What the exercise asks - Reproduce the records word for word, apart from the images they contain.

++++ Provided material ++++

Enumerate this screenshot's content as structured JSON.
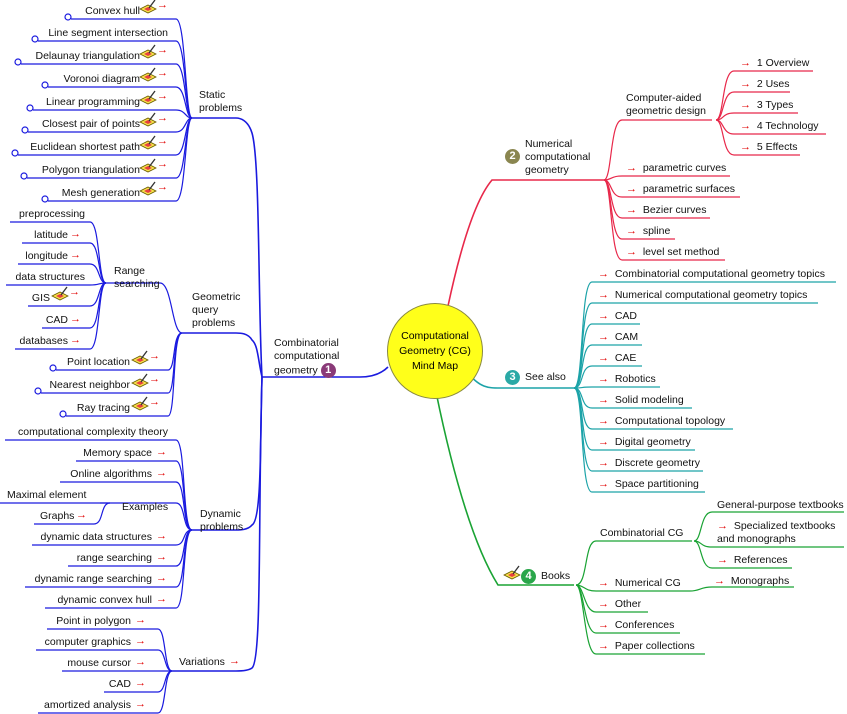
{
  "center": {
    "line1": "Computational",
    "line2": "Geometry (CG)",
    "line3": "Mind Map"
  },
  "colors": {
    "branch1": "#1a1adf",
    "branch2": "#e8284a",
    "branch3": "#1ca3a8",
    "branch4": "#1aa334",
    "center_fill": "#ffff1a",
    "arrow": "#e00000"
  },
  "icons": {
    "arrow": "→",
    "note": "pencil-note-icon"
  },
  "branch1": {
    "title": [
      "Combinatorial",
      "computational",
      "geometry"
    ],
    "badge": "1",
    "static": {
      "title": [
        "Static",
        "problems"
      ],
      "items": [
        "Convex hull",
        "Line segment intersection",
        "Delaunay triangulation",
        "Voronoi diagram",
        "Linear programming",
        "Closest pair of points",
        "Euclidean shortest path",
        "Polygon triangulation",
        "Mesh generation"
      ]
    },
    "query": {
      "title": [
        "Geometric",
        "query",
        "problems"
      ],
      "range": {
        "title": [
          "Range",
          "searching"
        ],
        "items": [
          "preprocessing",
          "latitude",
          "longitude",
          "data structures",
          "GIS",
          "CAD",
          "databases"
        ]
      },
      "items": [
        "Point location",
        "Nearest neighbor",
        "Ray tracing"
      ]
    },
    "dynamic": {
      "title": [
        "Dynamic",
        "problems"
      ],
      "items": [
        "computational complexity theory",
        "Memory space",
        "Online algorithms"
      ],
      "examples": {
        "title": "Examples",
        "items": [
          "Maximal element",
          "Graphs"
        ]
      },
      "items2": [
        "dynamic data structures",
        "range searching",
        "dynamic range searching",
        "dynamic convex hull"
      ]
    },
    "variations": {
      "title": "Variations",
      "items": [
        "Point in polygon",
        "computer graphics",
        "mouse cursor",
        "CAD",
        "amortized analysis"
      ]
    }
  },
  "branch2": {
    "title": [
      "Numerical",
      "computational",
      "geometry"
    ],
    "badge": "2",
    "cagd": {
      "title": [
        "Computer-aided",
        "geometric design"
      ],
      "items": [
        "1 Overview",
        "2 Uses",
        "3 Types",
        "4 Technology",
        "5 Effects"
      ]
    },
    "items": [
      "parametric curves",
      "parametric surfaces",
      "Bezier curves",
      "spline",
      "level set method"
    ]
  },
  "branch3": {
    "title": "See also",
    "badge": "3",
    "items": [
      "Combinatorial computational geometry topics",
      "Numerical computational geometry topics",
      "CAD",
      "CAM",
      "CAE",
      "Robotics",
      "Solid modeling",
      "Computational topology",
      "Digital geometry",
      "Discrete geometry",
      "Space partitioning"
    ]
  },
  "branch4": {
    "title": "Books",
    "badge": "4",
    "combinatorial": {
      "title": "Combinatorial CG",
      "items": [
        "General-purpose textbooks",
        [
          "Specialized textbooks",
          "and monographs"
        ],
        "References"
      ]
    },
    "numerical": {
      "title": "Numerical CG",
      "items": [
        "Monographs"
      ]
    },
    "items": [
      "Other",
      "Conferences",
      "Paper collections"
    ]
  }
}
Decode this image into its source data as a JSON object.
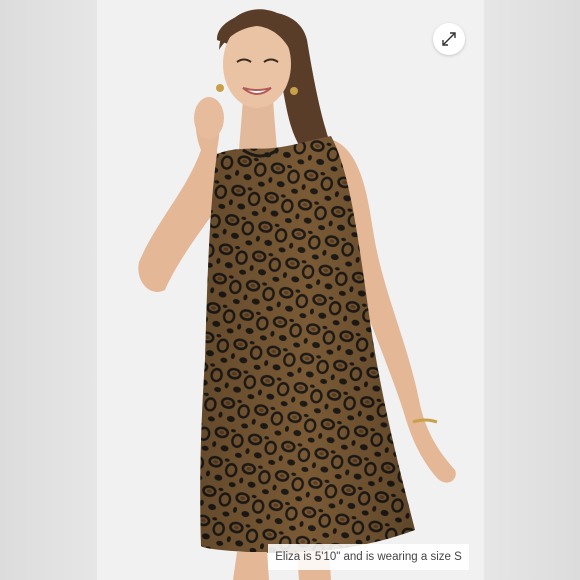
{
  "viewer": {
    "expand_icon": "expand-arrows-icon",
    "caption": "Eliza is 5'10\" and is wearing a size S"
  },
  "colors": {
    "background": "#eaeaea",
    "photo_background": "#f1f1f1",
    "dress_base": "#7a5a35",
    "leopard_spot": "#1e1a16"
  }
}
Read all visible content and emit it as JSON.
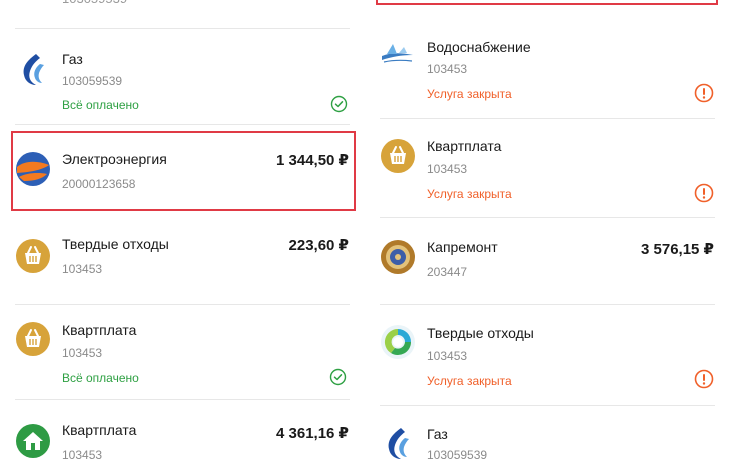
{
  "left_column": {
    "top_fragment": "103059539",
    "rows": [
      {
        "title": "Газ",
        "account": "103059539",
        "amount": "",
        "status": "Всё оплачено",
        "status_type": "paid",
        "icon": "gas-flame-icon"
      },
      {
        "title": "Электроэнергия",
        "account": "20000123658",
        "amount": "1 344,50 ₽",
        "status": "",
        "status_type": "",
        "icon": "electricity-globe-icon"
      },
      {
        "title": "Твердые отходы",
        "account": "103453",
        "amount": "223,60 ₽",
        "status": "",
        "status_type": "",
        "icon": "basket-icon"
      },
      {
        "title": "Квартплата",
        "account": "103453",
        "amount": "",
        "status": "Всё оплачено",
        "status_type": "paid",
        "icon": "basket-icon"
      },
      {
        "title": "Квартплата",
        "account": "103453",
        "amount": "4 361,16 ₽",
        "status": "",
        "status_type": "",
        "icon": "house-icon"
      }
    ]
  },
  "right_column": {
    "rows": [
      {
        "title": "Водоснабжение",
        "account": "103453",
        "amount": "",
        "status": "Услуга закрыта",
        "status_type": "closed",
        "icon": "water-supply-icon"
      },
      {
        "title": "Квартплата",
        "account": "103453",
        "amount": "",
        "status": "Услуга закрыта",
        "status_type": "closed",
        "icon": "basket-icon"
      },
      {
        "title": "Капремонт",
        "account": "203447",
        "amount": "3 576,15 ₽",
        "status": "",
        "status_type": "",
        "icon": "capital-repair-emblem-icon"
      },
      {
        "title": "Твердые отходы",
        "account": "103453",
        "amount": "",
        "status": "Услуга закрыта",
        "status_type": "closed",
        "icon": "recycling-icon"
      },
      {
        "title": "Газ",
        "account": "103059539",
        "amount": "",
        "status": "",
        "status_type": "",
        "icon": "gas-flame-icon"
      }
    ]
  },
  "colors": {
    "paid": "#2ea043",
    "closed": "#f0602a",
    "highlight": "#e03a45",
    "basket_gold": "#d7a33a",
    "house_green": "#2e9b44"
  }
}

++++

Response area -
Enumerate this screenshot's content as structured JSON.
{
  "center": {
    "line1": "Computational",
    "line2": "Geometry (CG)",
    "line3": "Mind Map"
  },
  "colors": {
    "branch1": "#1a1adf",
    "branch2": "#e8284a",
    "branch3": "#1ca3a8",
    "branch4": "#1aa334",
    "center_fill": "#ffff1a",
    "arrow": "#e00000"
  },
  "icons": {
    "arrow": "→",
    "note": "pencil-note-icon"
  },
  "branch1": {
    "title": [
      "Combinatorial",
      "computational",
      "geometry"
    ],
    "badge": "1",
    "static": {
      "title": [
        "Static",
        "problems"
      ],
      "items": [
        "Convex hull",
        "Line segment intersection",
        "Delaunay triangulation",
        "Voronoi diagram",
        "Linear programming",
        "Closest pair of points",
        "Euclidean shortest path",
        "Polygon triangulation",
        "Mesh generation"
      ]
    },
    "query": {
      "title": [
        "Geometric",
        "query",
        "problems"
      ],
      "range": {
        "title": [
          "Range",
          "searching"
        ],
        "items": [
          "preprocessing",
          "latitude",
          "longitude",
          "data structures",
          "GIS",
          "CAD",
          "databases"
        ]
      },
      "items": [
        "Point location",
        "Nearest neighbor",
        "Ray tracing"
      ]
    },
    "dynamic": {
      "title": [
        "Dynamic",
        "problems"
      ],
      "items": [
        "computational complexity theory",
        "Memory space",
        "Online algorithms"
      ],
      "examples": {
        "title": "Examples",
        "items": [
          "Maximal element",
          "Graphs"
        ]
      },
      "items2": [
        "dynamic data structures",
        "range searching",
        "dynamic range searching",
        "dynamic convex hull"
      ]
    },
    "variations": {
      "title": "Variations",
      "items": [
        "Point in polygon",
        "computer graphics",
        "mouse cursor",
        "CAD",
        "amortized analysis"
      ]
    }
  },
  "branch2": {
    "title": [
      "Numerical",
      "computational",
      "geometry"
    ],
    "badge": "2",
    "cagd": {
      "title": [
        "Computer-aided",
        "geometric design"
      ],
      "items": [
        "1 Overview",
        "2 Uses",
        "3 Types",
        "4 Technology",
        "5 Effects"
      ]
    },
    "items": [
      "parametric curves",
      "parametric surfaces",
      "Bezier curves",
      "spline",
      "level set method"
    ]
  },
  "branch3": {
    "title": "See also",
    "badge": "3",
    "items": [
      "Combinatorial computational geometry topics",
      "Numerical computational geometry topics",
      "CAD",
      "CAM",
      "CAE",
      "Robotics",
      "Solid modeling",
      "Computational topology",
      "Digital geometry",
      "Discrete geometry",
      "Space partitioning"
    ]
  },
  "branch4": {
    "title": "Books",
    "badge": "4",
    "combinatorial": {
      "title": "Combinatorial CG",
      "items": [
        "General-purpose textbooks",
        [
          "Specialized textbooks",
          "and monographs"
        ],
        "References"
      ]
    },
    "numerical": {
      "title": "Numerical CG",
      "items": [
        "Monographs"
      ]
    },
    "items": [
      "Other",
      "Conferences",
      "Paper collections"
    ]
  }
}
Decode this image into its source data as a JSON object.
{
  "viewer": {
    "expand_icon": "expand-arrows-icon",
    "caption": "Eliza is 5'10\" and is wearing a size S"
  },
  "colors": {
    "background": "#eaeaea",
    "photo_background": "#f1f1f1",
    "dress_base": "#7a5a35",
    "leopard_spot": "#1e1a16"
  }
}
Read all visible content and emit it as JSON.
{
  "left_column": {
    "top_fragment": "103059539",
    "rows": [
      {
        "title": "Газ",
        "account": "103059539",
        "amount": "",
        "status": "Всё оплачено",
        "status_type": "paid",
        "icon": "gas-flame-icon"
      },
      {
        "title": "Электроэнергия",
        "account": "20000123658",
        "amount": "1 344,50 ₽",
        "status": "",
        "status_type": "",
        "icon": "electricity-globe-icon"
      },
      {
        "title": "Твердые отходы",
        "account": "103453",
        "amount": "223,60 ₽",
        "status": "",
        "status_type": "",
        "icon": "basket-icon"
      },
      {
        "title": "Квартплата",
        "account": "103453",
        "amount": "",
        "status": "Всё оплачено",
        "status_type": "paid",
        "icon": "basket-icon"
      },
      {
        "title": "Квартплата",
        "account": "103453",
        "amount": "4 361,16 ₽",
        "status": "",
        "status_type": "",
        "icon": "house-icon"
      }
    ]
  },
  "right_column": {
    "rows": [
      {
        "title": "Водоснабжение",
        "account": "103453",
        "amount": "",
        "status": "Услуга закрыта",
        "status_type": "closed",
        "icon": "water-supply-icon"
      },
      {
        "title": "Квартплата",
        "account": "103453",
        "amount": "",
        "status": "Услуга закрыта",
        "status_type": "closed",
        "icon": "basket-icon"
      },
      {
        "title": "Капремонт",
        "account": "203447",
        "amount": "3 576,15 ₽",
        "status": "",
        "status_type": "",
        "icon": "capital-repair-emblem-icon"
      },
      {
        "title": "Твердые отходы",
        "account": "103453",
        "amount": "",
        "status": "Услуга закрыта",
        "status_type": "closed",
        "icon": "recycling-icon"
      },
      {
        "title": "Газ",
        "account": "103059539",
        "amount": "",
        "status": "",
        "status_type": "",
        "icon": "gas-flame-icon"
      }
    ]
  },
  "colors": {
    "paid": "#2ea043",
    "closed": "#f0602a",
    "highlight": "#e03a45",
    "basket_gold": "#d7a33a",
    "house_green": "#2e9b44"
  }
}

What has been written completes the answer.